Audrey Smith, vice president of enrolment at Smith College, said that applications have been edging up there for a decade, so she doesn’t attribute all of this year’s success to the way young women are looking at the sexism and injustice in the world.
Still, she said, the trends are favouring Smith and other women’s colleges.
Going back a few years, she compared the figures for the class that enrolled in the fall of 2015 to the class that will enrol this month. Applications are up, from 5,006 to 5,780, the admission rate is down from 38 per cent to 31 per cent and the yield is up, from 32 per cent to 35 per cent.
“Fewer women are ruling out women’s colleges,” she said. Smith has long had many of its applicants also apply to Mount Holyoke and Wellesley College. Now the college is receiving more cross-apps with Amherst College, Brown University and Wesleyan University. When women sought to apply to such colleges in the past, they typically ruled out women's colleges.
The trend is not unique to the Northeast, although that is where most of the nation's most prestigious women's colleges are located.
Agnes Scott College, in Georgia, hasn’t been tracking whether #MeToo is motivating more students to enrol. But yield is up this year – from 25 percent to 30 percent. College officials credit curricular reforms, which have placed more of an emphasis on global and leadership skills. But this may relate to the broader environment for women as well, they said in a statement.
“We typically attract the type of students who are more globally aware of the world and their place in it or who are seeking to expand their understanding of others, and who often have a growing desire to effect positive change, whether that be in their local communities, society as a whole or particular groups of marginalised peoples,” said the statement.
This fall’s first-year class is expected to be the largest in the college’s history.
Not all leaders of women’s colleges have embraced the #MeToo movement. At Sweet Briar College, which has struggled with enrolment of late, many students and alumnae were horrified when college officials did not criticise a commencement speech in May that appeared to place the blame for sexual harassment on its victims.

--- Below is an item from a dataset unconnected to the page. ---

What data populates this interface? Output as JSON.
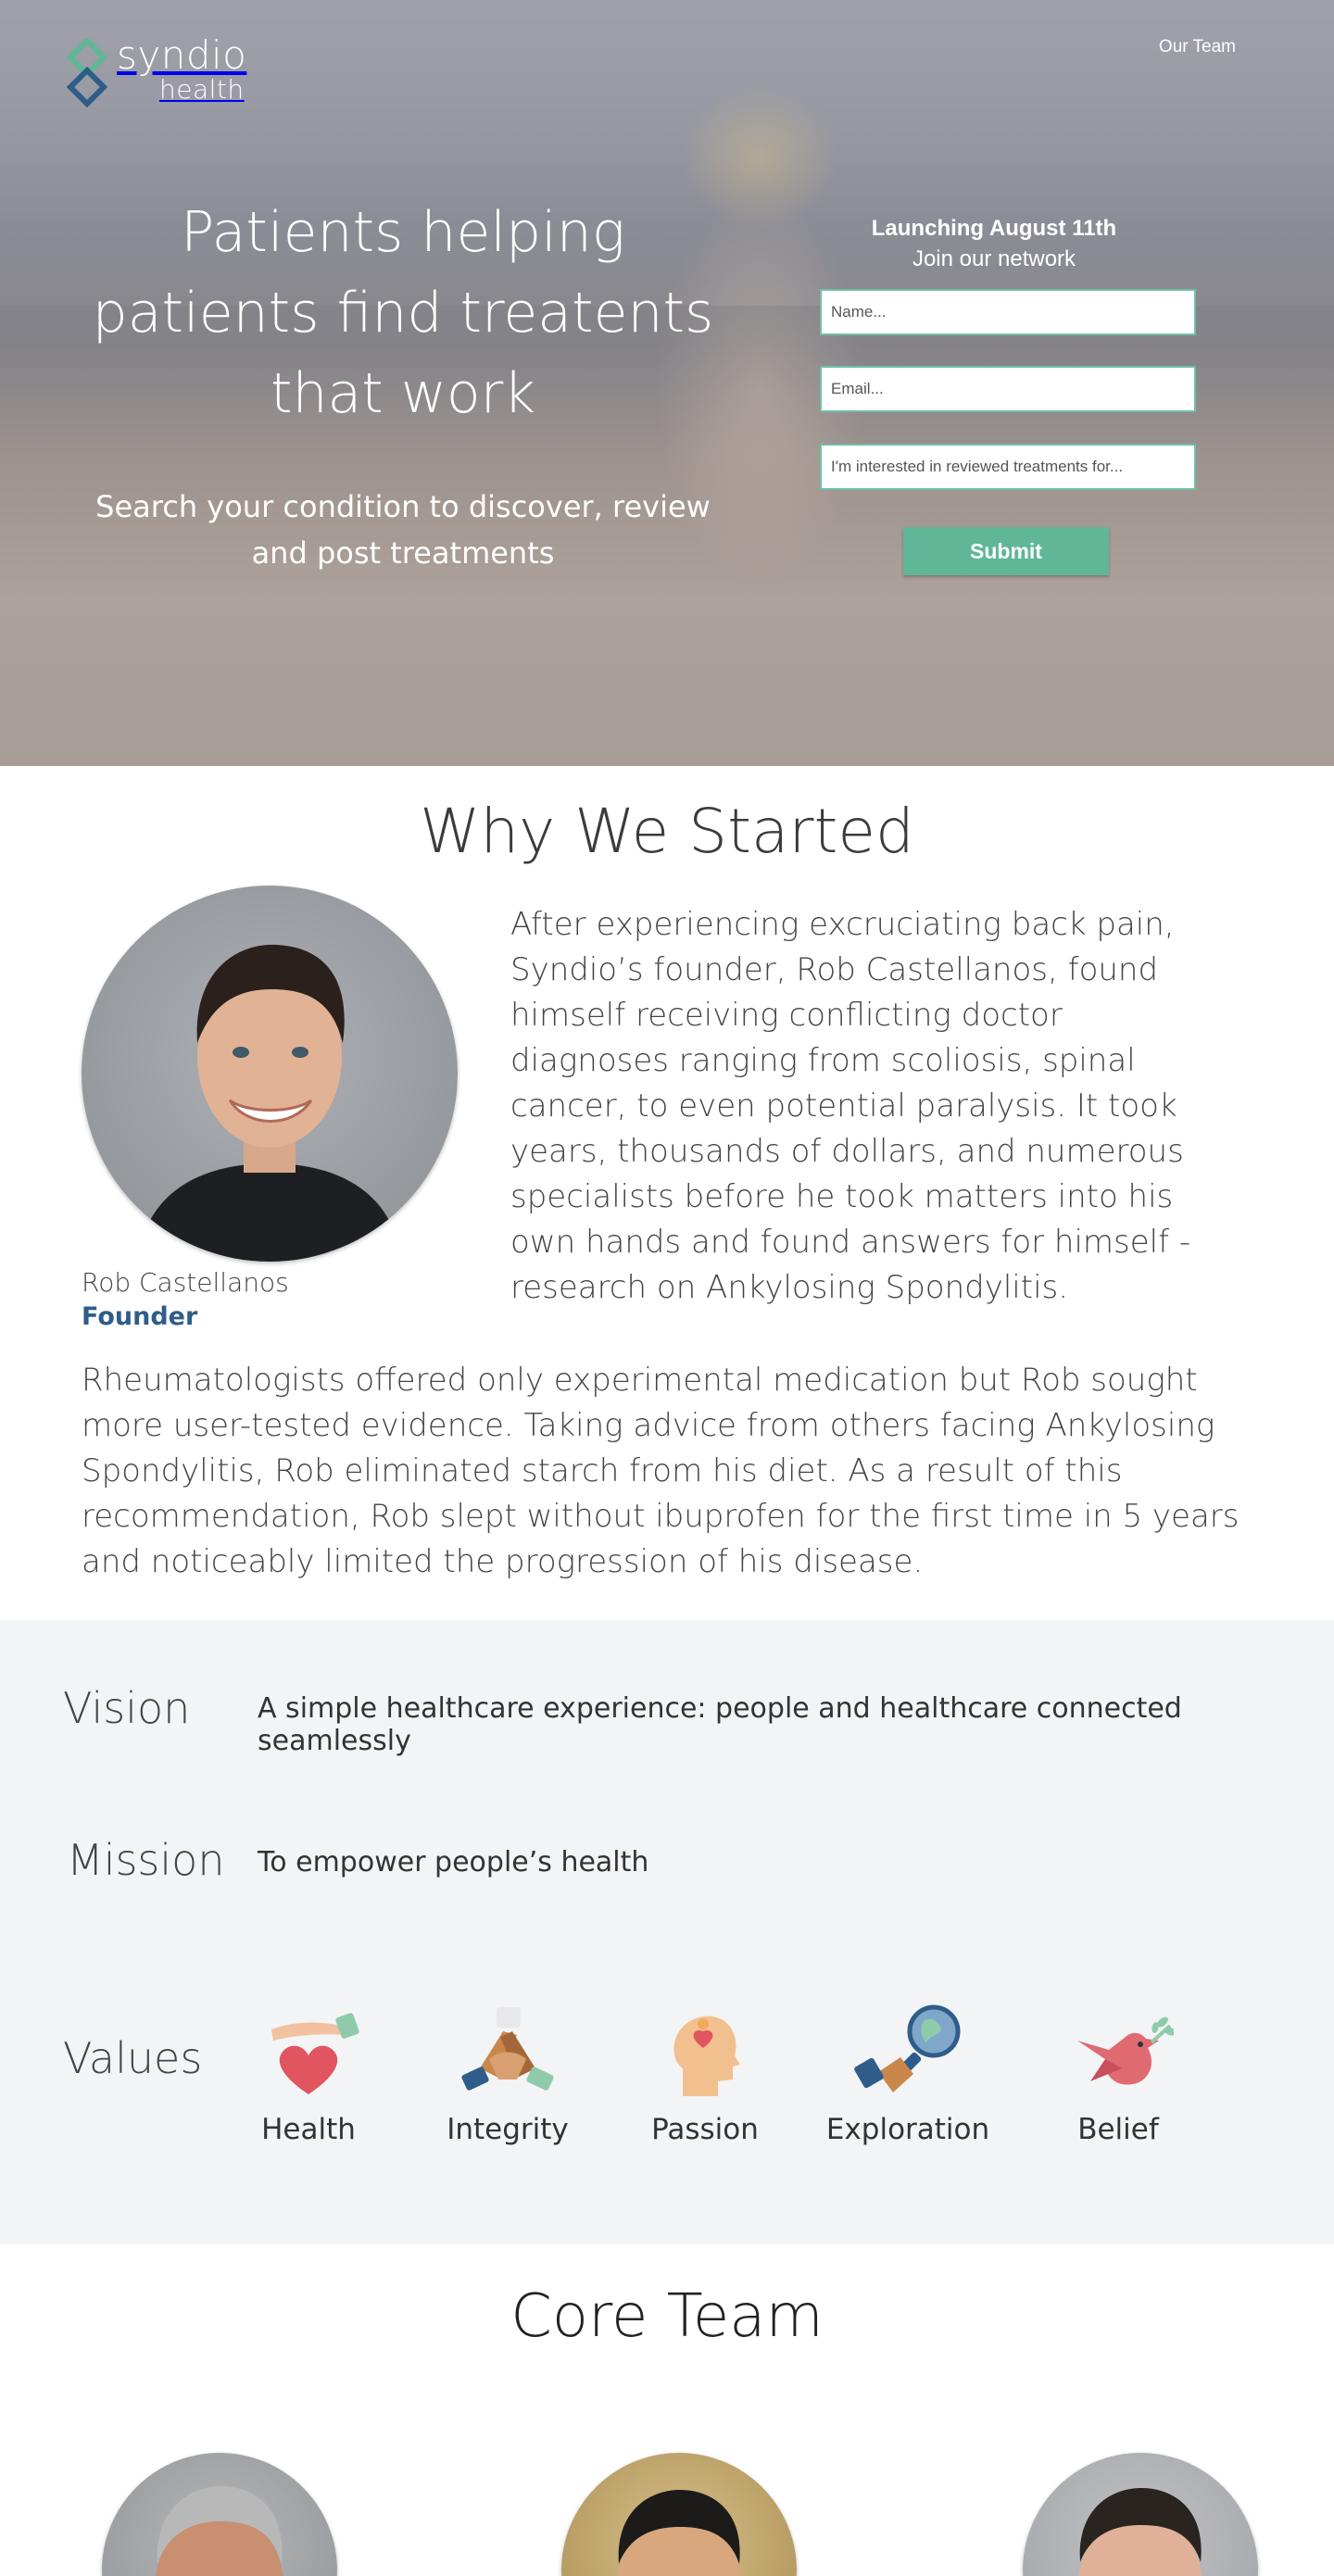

For those colleges that are explicitly talking about #MeToo and political leaders who are misogynistic, the current moment is prompting some to rethink how they position their institutions.
Cassidy, of Bryn Mawr, said that she sees her college and others being more explicit about the value of women’s colleges, while also trying to fight off misconceptions about them.
“I think we need to be really clear that the message is not about separating from society,” but about “owning who we are,” she said.
“It's really important to talk about the value and the great education students are going to get,” she said. For women, that means they are going to get an environment “where women are the focus and the drivers of academic excellence, that these are places where women dominate all fields.”
Smith, of Smith College, says she sees much more confidence today in admissions officers drawing attention to the women’s college ethos.
“I used to feel it was necessary to put a bushel basket over the light of the wonderful attributes of a women’s college,” Smith said. “It would tell a student, ‘trust me, when you are older, you will understand.’
“Now we’ve let that message out into the light, and it’s at the front of the discussion.”
This is an edited version of a story originally published by Inside Higher Ed.